  7. davidmeiland | | #7

    Here's a calculator you can use to do comparisons...

  8. bpbuilder | | #8

    Abandon the radient!! That's not going to happen. I'd sell the house and build another. But at 68 yrs old....I my rent ;o(

  9. davidmeiland | | #9

    I know what you mean. My last house had radiant, this one does not... well, it has a woodstove that radiates, so at least there's that.

    I've seen some interesting air-source heat pumps for hydronic. Not long ago I checked out a system that used a typical 2-ton outdoor unit with a refrigerant-to-water heat exchanger similar to this image. It heated a large storage tank to provide floor heating.

  10. Expert Member
    Dana Dorsett | | #10

    The Daikin Altherma air-to-water system does pretty well even at -10F, despite only having specified output down to -4F. But it's a heluva lot more money than a mini-split. Depending on the required peak water temps of your radiation it may or may not be a reasonable retrofit. But you're looking at fifteen grand, best case, as opposed to ~$4-5K for a 1.5 ton mini-split that can deliver 20,000BTU/hr at Conway's -5F-ish 99% outside design temp.

    At 600gallons over 7000 heating degree days that's about 10,000BTU of boiler output per HDD, or ~420 BTU per degree-hour. In a 70F room and -5F outside design temp that's 75F heating degrees, for an implied peak heat load of 75F x 420 BTU/degree-F= 31,500 BTU/hr, but at Conway's binned-hourly January mean of 20F the heat load is 50F x 420BTU/F= 21,000 BTU/hr, which would be fully covered by the ductless. That means that a single 1.5 ton mini-split could deliver over 80% of the total heat in January , and over 95% of your annual overall heat. (Even at -5F it's still good for about 67% of the load! )

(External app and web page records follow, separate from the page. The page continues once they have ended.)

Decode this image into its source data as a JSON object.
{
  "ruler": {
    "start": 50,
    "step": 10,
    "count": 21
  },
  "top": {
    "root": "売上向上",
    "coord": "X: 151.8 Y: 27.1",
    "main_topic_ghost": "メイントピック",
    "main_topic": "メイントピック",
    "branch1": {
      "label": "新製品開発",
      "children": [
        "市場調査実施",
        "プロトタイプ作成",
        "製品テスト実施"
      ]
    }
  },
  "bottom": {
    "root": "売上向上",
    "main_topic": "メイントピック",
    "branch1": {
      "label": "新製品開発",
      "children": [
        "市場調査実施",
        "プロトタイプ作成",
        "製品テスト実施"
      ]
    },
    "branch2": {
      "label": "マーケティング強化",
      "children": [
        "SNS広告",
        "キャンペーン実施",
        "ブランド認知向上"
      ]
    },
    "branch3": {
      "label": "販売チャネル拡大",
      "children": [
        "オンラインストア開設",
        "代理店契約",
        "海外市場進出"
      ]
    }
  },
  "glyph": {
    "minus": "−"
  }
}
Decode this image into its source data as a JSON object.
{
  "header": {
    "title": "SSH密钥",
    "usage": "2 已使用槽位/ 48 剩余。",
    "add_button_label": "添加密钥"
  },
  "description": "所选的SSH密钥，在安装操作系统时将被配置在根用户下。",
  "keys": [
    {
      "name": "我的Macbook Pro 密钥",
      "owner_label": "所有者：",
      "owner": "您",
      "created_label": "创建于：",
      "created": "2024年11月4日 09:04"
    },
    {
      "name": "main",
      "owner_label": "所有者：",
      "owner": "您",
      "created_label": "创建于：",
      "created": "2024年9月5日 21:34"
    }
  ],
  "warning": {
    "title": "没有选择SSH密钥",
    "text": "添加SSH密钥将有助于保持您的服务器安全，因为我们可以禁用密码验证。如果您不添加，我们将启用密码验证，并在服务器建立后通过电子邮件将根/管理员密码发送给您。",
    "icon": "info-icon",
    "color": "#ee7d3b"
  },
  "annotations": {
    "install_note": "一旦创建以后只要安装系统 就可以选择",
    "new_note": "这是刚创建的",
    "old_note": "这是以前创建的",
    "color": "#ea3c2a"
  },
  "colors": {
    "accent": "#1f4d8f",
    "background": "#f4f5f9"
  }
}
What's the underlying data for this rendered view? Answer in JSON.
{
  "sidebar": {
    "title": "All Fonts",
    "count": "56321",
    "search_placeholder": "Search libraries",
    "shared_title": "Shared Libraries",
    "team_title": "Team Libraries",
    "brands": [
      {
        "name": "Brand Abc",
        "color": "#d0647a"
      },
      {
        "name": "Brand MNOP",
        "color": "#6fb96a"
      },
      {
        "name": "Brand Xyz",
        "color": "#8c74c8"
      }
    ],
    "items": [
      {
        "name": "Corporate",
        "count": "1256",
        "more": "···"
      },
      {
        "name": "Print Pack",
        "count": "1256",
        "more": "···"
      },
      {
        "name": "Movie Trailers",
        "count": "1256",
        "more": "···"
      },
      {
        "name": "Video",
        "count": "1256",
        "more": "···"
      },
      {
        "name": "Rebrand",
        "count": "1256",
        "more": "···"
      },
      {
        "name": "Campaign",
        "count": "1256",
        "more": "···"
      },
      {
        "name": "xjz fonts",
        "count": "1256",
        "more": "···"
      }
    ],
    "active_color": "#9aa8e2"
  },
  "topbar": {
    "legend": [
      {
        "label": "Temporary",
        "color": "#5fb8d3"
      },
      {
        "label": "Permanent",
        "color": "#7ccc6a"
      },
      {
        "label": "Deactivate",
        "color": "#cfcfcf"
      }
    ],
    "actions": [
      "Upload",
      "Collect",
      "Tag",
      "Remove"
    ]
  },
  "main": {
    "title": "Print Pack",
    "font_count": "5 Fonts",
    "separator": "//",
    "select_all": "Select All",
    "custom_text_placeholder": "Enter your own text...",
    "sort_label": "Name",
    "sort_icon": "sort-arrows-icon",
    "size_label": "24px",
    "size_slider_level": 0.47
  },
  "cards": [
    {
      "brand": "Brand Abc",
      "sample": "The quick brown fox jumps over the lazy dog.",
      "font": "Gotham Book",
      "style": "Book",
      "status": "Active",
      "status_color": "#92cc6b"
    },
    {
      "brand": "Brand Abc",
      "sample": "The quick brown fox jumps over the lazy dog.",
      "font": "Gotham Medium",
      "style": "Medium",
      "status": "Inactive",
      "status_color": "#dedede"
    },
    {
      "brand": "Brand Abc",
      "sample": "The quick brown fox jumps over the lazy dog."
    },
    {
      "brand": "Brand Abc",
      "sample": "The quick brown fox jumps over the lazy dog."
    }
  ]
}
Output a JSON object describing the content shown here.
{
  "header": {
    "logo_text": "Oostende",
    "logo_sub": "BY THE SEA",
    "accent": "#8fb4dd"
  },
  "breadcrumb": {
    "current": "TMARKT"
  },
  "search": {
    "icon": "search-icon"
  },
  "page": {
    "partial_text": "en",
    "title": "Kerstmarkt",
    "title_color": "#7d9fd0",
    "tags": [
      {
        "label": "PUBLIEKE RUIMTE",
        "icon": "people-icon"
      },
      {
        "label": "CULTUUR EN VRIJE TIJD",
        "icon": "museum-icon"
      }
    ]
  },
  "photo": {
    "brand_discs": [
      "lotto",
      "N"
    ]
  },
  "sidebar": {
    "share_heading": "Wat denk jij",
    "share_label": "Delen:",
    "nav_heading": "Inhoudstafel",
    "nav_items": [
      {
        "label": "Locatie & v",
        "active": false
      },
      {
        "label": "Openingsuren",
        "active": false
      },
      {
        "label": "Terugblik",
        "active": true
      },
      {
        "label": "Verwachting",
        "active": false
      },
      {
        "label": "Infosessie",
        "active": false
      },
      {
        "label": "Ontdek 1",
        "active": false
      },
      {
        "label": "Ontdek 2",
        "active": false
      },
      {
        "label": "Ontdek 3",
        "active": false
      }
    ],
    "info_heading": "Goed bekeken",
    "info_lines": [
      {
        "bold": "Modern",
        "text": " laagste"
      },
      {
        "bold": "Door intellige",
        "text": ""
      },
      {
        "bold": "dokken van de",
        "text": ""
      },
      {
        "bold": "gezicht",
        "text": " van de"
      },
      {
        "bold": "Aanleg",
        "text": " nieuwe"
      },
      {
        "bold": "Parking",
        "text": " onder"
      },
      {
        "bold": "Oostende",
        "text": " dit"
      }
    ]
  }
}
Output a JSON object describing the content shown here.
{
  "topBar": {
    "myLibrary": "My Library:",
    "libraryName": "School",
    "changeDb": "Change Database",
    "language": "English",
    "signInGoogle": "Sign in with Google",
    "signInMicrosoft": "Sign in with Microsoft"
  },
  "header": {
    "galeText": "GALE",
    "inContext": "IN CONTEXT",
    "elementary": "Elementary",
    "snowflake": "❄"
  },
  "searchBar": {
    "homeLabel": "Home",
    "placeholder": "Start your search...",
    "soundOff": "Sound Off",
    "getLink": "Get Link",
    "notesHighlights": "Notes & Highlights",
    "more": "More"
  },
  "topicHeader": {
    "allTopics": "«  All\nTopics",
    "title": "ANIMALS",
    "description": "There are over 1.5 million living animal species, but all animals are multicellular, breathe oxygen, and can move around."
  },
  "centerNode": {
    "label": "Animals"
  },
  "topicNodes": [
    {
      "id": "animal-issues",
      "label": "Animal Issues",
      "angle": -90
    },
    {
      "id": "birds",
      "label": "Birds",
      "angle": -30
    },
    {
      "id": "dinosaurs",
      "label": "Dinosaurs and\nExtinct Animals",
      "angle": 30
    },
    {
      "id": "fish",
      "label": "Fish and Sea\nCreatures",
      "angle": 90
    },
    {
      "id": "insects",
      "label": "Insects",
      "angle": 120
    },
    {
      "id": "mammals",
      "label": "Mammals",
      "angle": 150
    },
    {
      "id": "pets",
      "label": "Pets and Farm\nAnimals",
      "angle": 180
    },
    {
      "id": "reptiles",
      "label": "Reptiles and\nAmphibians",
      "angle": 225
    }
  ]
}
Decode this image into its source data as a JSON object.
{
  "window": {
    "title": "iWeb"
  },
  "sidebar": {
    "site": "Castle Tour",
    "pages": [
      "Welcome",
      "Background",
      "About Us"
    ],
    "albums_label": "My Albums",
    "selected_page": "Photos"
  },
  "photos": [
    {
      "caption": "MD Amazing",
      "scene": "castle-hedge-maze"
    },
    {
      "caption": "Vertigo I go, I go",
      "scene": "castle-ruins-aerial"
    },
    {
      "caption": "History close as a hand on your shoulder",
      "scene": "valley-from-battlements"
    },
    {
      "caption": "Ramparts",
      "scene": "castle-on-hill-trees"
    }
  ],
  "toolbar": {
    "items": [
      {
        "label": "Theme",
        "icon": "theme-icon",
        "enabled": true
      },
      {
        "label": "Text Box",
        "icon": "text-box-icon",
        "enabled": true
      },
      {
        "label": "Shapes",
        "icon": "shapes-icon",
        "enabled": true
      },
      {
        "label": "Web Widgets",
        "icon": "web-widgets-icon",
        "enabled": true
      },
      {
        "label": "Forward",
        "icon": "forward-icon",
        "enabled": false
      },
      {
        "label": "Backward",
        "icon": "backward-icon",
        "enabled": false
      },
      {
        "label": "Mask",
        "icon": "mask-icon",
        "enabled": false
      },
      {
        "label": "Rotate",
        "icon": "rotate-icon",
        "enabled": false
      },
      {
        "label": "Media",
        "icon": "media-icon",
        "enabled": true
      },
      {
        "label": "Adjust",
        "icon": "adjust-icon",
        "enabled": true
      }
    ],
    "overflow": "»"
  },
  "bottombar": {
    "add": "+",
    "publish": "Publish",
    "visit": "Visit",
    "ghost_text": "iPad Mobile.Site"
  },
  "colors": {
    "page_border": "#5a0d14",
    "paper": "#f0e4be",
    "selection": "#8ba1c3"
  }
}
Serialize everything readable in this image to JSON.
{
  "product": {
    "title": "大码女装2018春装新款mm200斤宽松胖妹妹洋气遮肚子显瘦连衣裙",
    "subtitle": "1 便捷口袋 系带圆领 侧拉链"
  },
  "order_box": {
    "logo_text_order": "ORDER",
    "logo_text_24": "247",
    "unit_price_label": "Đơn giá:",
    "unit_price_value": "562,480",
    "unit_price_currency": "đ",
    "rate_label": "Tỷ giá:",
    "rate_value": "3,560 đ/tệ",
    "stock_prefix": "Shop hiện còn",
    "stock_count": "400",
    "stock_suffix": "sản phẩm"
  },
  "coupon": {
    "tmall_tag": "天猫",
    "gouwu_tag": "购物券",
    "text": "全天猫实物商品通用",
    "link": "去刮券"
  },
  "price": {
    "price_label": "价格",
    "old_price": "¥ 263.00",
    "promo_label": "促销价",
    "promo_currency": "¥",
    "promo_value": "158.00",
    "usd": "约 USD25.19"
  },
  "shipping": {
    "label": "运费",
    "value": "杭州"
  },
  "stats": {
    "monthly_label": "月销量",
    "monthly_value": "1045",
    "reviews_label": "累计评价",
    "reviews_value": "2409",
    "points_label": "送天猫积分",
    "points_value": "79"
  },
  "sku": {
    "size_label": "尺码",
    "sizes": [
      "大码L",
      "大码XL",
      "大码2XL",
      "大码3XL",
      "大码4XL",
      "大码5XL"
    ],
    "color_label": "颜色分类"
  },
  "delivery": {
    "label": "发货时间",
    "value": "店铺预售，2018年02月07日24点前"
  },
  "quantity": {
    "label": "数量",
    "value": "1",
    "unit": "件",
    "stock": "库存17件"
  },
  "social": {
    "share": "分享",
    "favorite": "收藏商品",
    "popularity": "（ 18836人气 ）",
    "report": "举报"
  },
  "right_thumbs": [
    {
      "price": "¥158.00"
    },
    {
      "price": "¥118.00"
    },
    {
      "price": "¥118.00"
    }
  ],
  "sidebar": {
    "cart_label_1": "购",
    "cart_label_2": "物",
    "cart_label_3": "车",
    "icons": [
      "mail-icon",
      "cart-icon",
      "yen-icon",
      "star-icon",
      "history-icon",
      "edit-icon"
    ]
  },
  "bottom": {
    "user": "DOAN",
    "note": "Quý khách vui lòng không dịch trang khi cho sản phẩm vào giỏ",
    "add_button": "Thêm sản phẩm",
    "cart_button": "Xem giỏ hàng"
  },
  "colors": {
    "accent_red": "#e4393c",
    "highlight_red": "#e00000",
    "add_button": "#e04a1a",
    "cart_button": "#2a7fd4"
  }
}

    An electric boiler slaved to floor thermostats along with mini-splits to set the room temp can deliver 100% of the cushy-warm floor feel while letting the 'split handle the heating load, and come in a lower operating cost than an oil boiler if you don't push the floor temps too high- maybe 1-2F above the room ambient, and turn off the electric boiler during the shoulder seasons. At 2F above room-ambient the radiant delivers about 4 BTU per square foot of active floor. So if you have 1000' of active floor, that's 4000 BTU/hr- roughly half your heat load when it's 50F outside. At that temp the mini-split would be 4x as efficient as an electric boiler, so if it's covering half the load the electric boiler is just KILLING the average efficiency. But you'd get to choose your barefoot-comfort vs. efficiency equation that way.

    A 9-10kw electric boiler runs ~$1500 + installation, and has enough output for 100% of your heat load. Even the smallest oil boilers are more than 2x oversized for your heat load, and without heat-purge control won't it it's AFUE efficiency numbers.

    Plant hardiness zones are about peak-low temps/frost dates and rainfall, whereas the HVAC climate zones are all about heating and cooling degree-days. A map for the latter can be found here:

  11. davidmeiland | | #11

    Does he have floors or wall rads?

Log in or create an account to post an answer.


Recent Questions and Replies

  • |
  • |
  • |
  • |